Other BJJ conditioning options are aerobic-based intervals which are sub-maximal work intensities with equal time to half working time as rest periods.
Don’t Just Roll
Being told just to roll more is the most common advice that I’ve heard and read when it comes to being in good condition for BJJ.
Unfortunately, rolling doesn’t stress the aerobic energy system to a great degree. A 2018 study found that rolling induced heart rates conducive for developing aerobic improvements, but when their VO2max was tested (a measurement of the aerobic energy system), their numbers didn’t reflect that .
Indicating that BJJ isn’t enough to stop yourself gassing out. So if you’re preparing for a tournament, or just want to not gas during class, perform some of your own conditioning outside of BJJ.
Keep Conditioning As Close To BJJ As Possible
If you have the space and time, solo mat drills are the BEST way you can develop conditioning for BJJ. Performed in a low-intensity circuit fashion, or sub-maximal intensity interval fashion, you can build a huge gas tank.
For those who don’t have space, you may need to resort to traditional cardio such as running or cardio equipment. However, this should be your second choice.
Conditioning is more than just energy systems. You must also take into account movement economy and movement of the muscles during the conditioning exercise.
Firstly, have you ever wondered why rolling with your professor leaves you gassed while your professor barely looks like he’s broken a sweat? One of the main reasons is they’ve mastered the technical movements so well; they know how to execute them with as little effort as possible relying on leverage.
Secondly, your conditioning exercise should match BJJ as closely as possible as conditioning adaptations don’t just occur at the heart and lungs. Adaptations occur in the working muscles.
If you spend all of your conditioning time on a bike, then the legs will become more fatigue resistant but your upper body will likely be lacking.
Further, performing similar movements that you would during BJJ will condition your muscles for the exact working regime they will encounter during training enhancing your conditioning even further than someone using traditional cardio.
If you remember your white belt days, you may have been a spaz. Or so tense that you couldn’t last past 30 seconds. Learning to pace yourself, knowing when to relax and explode, and expending the exact amount of energy you need and no more are all skills you need to learn as a BJJ practitioner.
It doesn’t matter how much conditioning you do and how well conditioned you are, if you can’t do these things, you will gas out… fast!
Breathing comes part and parcel with pacing. You will find beginners hold their breath far too often as they push, tug, and squirm leaving them a heaping mess after each roll.
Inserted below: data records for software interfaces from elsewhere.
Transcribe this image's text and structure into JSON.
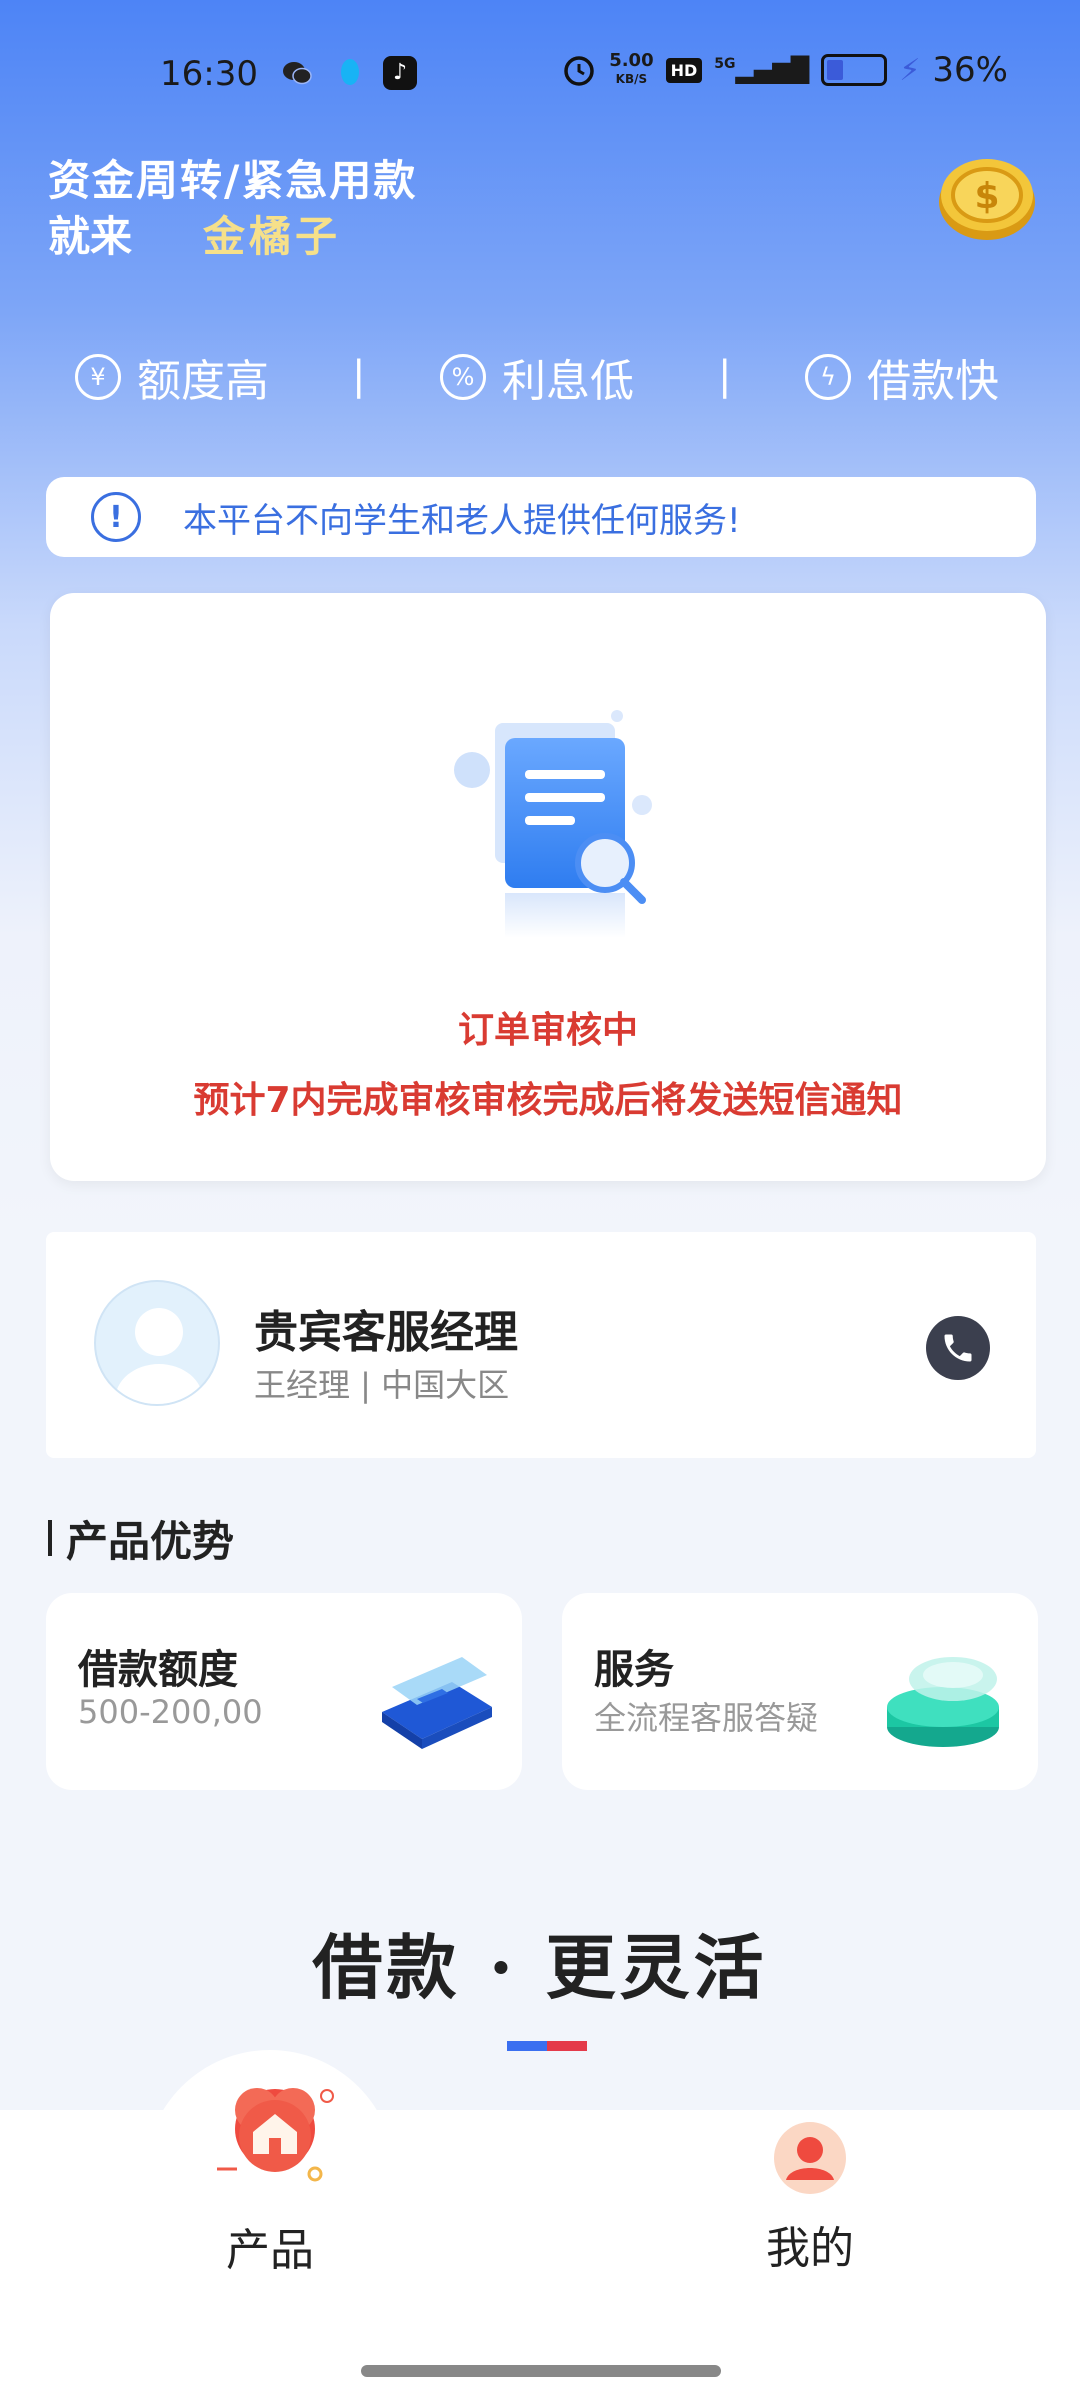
{
  "status_bar": {
    "time": "16:30",
    "speed_value": "5.00",
    "speed_unit": "KB/S",
    "hd_badge": "HD",
    "network": "5G",
    "battery_level": 0.36,
    "battery_percent": "36%"
  },
  "header": {
    "line1": "资金周转/紧急用款",
    "line2": "就来",
    "brand": "金橘子"
  },
  "features": [
    {
      "label": "额度高",
      "icon": "money-bag-icon"
    },
    {
      "label": "利息低",
      "icon": "percent-icon"
    },
    {
      "label": "借款快",
      "icon": "lightning-icon"
    }
  ],
  "separator": "|",
  "notice": {
    "text": "本平台不向学生和老人提供任何服务!",
    "icon_char": "!"
  },
  "review": {
    "title": "订单审核中",
    "description": "预计7内完成审核审核完成后将发送短信通知"
  },
  "manager": {
    "title": "贵宾客服经理",
    "subtitle": "王经理 | 中国大区"
  },
  "advantages": {
    "section_title": "产品优势",
    "items": [
      {
        "title": "借款额度",
        "subtitle": "500-200,00"
      },
      {
        "title": "服务",
        "subtitle": "全流程客服答疑"
      }
    ]
  },
  "slogan": "借款 · 更灵活",
  "tabs": [
    {
      "label": "产品",
      "icon": "home-icon",
      "active": true
    },
    {
      "label": "我的",
      "icon": "user-icon",
      "active": false
    }
  ],
  "colors": {
    "primary": "#4d84f6",
    "accent_gold": "#f6e08a",
    "alert_red": "#d93b32",
    "link_blue": "#3a6fe0"
  }
}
Breathing ensures you get enough oxygen in.
It also helps to regulate your heart rate so you can save your energy for when you need to explode. It will also help you stay calm when you are in a submission so you can last longer to fight your way out of it.
Spend More Time On The Mats
Pacing and breathing don’t come naturally. They are developed with time on the mats. As you gain more experience training, you will start to feel more comfortable in different positions.
It’s these unknown positions and not knowing what to do that can cause a small panic in beginner BJJ practitioners. With experience, you know that you can relax in bad positions and wait for your opportunity.
So spend as much time as you can on the mats, but don’t forget to do that little bit of extra conditioning by yourself to ensure you don’t gas out.
1. Øvretveit, K. (2018). Acute physiological and perceptual responses to Brazilian jiu-jitsu sparring: the role of maximal oxygen uptake. International journal of performance analysis in sport, 18(3), 481-494.